Nothing in the records may be dropped. Retype them all exactly.

■ Input for this task:

+--

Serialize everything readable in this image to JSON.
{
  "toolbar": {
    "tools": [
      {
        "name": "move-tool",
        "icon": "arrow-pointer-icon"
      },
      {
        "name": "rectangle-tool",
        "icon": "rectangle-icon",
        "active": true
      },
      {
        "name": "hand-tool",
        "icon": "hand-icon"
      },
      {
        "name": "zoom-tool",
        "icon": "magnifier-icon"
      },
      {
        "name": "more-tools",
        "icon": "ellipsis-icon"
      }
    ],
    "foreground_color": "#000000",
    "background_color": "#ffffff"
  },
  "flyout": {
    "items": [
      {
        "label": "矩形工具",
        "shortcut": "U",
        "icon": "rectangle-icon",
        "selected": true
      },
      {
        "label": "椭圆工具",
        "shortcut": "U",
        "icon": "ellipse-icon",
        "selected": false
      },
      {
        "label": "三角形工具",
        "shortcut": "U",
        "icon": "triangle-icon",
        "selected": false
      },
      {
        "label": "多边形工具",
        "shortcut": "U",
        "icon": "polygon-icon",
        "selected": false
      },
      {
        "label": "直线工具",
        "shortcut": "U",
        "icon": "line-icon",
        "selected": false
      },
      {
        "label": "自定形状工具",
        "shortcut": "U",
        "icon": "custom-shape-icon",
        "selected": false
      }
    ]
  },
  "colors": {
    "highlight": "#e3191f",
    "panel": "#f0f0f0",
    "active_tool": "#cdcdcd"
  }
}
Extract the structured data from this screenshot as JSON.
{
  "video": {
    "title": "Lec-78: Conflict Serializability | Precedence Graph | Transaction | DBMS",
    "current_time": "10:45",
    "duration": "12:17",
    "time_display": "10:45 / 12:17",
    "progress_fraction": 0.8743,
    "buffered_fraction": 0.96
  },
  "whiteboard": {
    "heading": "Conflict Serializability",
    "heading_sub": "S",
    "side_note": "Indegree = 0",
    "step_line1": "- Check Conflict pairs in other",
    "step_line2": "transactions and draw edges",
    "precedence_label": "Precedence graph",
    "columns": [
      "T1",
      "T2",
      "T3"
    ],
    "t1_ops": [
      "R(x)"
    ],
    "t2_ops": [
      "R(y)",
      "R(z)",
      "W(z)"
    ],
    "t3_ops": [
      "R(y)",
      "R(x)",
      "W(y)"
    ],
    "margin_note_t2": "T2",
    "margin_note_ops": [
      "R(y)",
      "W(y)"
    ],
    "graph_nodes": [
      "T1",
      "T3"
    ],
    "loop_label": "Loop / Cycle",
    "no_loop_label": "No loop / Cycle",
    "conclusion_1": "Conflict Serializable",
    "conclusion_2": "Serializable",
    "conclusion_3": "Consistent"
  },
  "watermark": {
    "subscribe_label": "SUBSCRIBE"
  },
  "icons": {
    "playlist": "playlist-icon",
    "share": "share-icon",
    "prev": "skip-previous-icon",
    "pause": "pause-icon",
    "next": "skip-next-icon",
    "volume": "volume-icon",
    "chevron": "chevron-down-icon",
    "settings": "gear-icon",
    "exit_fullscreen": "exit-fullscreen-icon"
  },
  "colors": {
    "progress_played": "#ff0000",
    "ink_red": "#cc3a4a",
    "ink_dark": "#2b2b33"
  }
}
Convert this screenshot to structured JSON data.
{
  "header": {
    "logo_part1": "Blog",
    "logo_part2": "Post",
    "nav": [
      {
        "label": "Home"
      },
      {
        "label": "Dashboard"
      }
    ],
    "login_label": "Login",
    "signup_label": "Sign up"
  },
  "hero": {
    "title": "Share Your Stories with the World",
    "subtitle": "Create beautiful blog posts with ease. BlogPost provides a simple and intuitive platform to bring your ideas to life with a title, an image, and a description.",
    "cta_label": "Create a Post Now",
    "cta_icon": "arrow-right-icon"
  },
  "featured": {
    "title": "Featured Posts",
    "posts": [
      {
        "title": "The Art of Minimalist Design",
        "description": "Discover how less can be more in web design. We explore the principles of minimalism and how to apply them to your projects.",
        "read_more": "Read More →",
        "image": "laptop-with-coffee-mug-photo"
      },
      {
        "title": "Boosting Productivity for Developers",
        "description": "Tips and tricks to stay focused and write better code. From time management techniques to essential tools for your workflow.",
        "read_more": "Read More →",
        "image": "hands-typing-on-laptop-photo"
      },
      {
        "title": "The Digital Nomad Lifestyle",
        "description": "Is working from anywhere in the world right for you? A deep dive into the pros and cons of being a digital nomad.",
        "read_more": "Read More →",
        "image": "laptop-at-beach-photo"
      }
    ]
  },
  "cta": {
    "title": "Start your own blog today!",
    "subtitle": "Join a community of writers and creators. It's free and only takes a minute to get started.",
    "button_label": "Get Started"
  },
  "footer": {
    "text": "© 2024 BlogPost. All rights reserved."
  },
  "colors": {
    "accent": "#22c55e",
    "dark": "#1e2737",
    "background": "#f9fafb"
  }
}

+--

■ Your response:
Serialize everything readable in this image to JSON.
{
  "toolbar": {
    "tools": [
      {
        "name": "move-tool",
        "icon": "arrow-pointer-icon"
      },
      {
        "name": "rectangle-tool",
        "icon": "rectangle-icon",
        "active": true
      },
      {
        "name": "hand-tool",
        "icon": "hand-icon"
      },
      {
        "name": "zoom-tool",
        "icon": "magnifier-icon"
      },
      {
        "name": "more-tools",
        "icon": "ellipsis-icon"
      }
    ],
    "foreground_color": "#000000",
    "background_color": "#ffffff"
  },
  "flyout": {
    "items": [
      {
        "label": "矩形工具",
        "shortcut": "U",
        "icon": "rectangle-icon",
        "selected": true
      },
      {
        "label": "椭圆工具",
        "shortcut": "U",
        "icon": "ellipse-icon",
        "selected": false
      },
      {
        "label": "三角形工具",
        "shortcut": "U",
        "icon": "triangle-icon",
        "selected": false
      },
      {
        "label": "多边形工具",
        "shortcut": "U",
        "icon": "polygon-icon",
        "selected": false
      },
      {
        "label": "直线工具",
        "shortcut": "U",
        "icon": "line-icon",
        "selected": false
      },
      {
        "label": "自定形状工具",
        "shortcut": "U",
        "icon": "custom-shape-icon",
        "selected": false
      }
    ]
  },
  "colors": {
    "highlight": "#e3191f",
    "panel": "#f0f0f0",
    "active_tool": "#cdcdcd"
  }
}
Extract the structured data from this screenshot as JSON.
{
  "video": {
    "title": "Lec-78: Conflict Serializability | Precedence Graph | Transaction | DBMS",
    "current_time": "10:45",
    "duration": "12:17",
    "time_display": "10:45 / 12:17",
    "progress_fraction": 0.8743,
    "buffered_fraction": 0.96
  },
  "whiteboard": {
    "heading": "Conflict Serializability",
    "heading_sub": "S",
    "side_note": "Indegree = 0",
    "step_line1": "- Check Conflict pairs in other",
    "step_line2": "transactions and draw edges",
    "precedence_label": "Precedence graph",
    "columns": [
      "T1",
      "T2",
      "T3"
    ],
    "t1_ops": [
      "R(x)"
    ],
    "t2_ops": [
      "R(y)",
      "R(z)",
      "W(z)"
    ],
    "t3_ops": [
      "R(y)",
      "R(x)",
      "W(y)"
    ],
    "margin_note_t2": "T2",
    "margin_note_ops": [
      "R(y)",
      "W(y)"
    ],
    "graph_nodes": [
      "T1",
      "T3"
    ],
    "loop_label": "Loop / Cycle",
    "no_loop_label": "No loop / Cycle",
    "conclusion_1": "Conflict Serializable",
    "conclusion_2": "Serializable",
    "conclusion_3": "Consistent"
  },
  "watermark": {
    "subscribe_label": "SUBSCRIBE"
  },
  "icons": {
    "playlist": "playlist-icon",
    "share": "share-icon",
    "prev": "skip-previous-icon",
    "pause": "pause-icon",
    "next": "skip-next-icon",
    "volume": "volume-icon",
    "chevron": "chevron-down-icon",
    "settings": "gear-icon",
    "exit_fullscreen": "exit-fullscreen-icon"
  },
  "colors": {
    "progress_played": "#ff0000",
    "ink_red": "#cc3a4a",
    "ink_dark": "#2b2b33"
  }
}
Convert this screenshot to structured JSON data.
{
  "header": {
    "logo_part1": "Blog",
    "logo_part2": "Post",
    "nav": [
      {
        "label": "Home"
      },
      {
        "label": "Dashboard"
      }
    ],
    "login_label": "Login",
    "signup_label": "Sign up"
  },
  "hero": {
    "title": "Share Your Stories with the World",
    "subtitle": "Create beautiful blog posts with ease. BlogPost provides a simple and intuitive platform to bring your ideas to life with a title, an image, and a description.",
    "cta_label": "Create a Post Now",
    "cta_icon": "arrow-right-icon"
  },
  "featured": {
    "title": "Featured Posts",
    "posts": [
      {
        "title": "The Art of Minimalist Design",
        "description": "Discover how less can be more in web design. We explore the principles of minimalism and how to apply them to your projects.",
        "read_more": "Read More →",
        "image": "laptop-with-coffee-mug-photo"
      },
      {
        "title": "Boosting Productivity for Developers",
        "description": "Tips and tricks to stay focused and write better code. From time management techniques to essential tools for your workflow.",
        "read_more": "Read More →",
        "image": "hands-typing-on-laptop-photo"
      },
      {
        "title": "The Digital Nomad Lifestyle",
        "description": "Is working from anywhere in the world right for you? A deep dive into the pros and cons of being a digital nomad.",
        "read_more": "Read More →",
        "image": "laptop-at-beach-photo"
      }
    ]
  },
  "cta": {
    "title": "Start your own blog today!",
    "subtitle": "Join a community of writers and creators. It's free and only takes a minute to get started.",
    "button_label": "Get Started"
  },
  "footer": {
    "text": "© 2024 BlogPost. All rights reserved."
  },
  "colors": {
    "accent": "#22c55e",
    "dark": "#1e2737",
    "background": "#f9fafb"
  }
}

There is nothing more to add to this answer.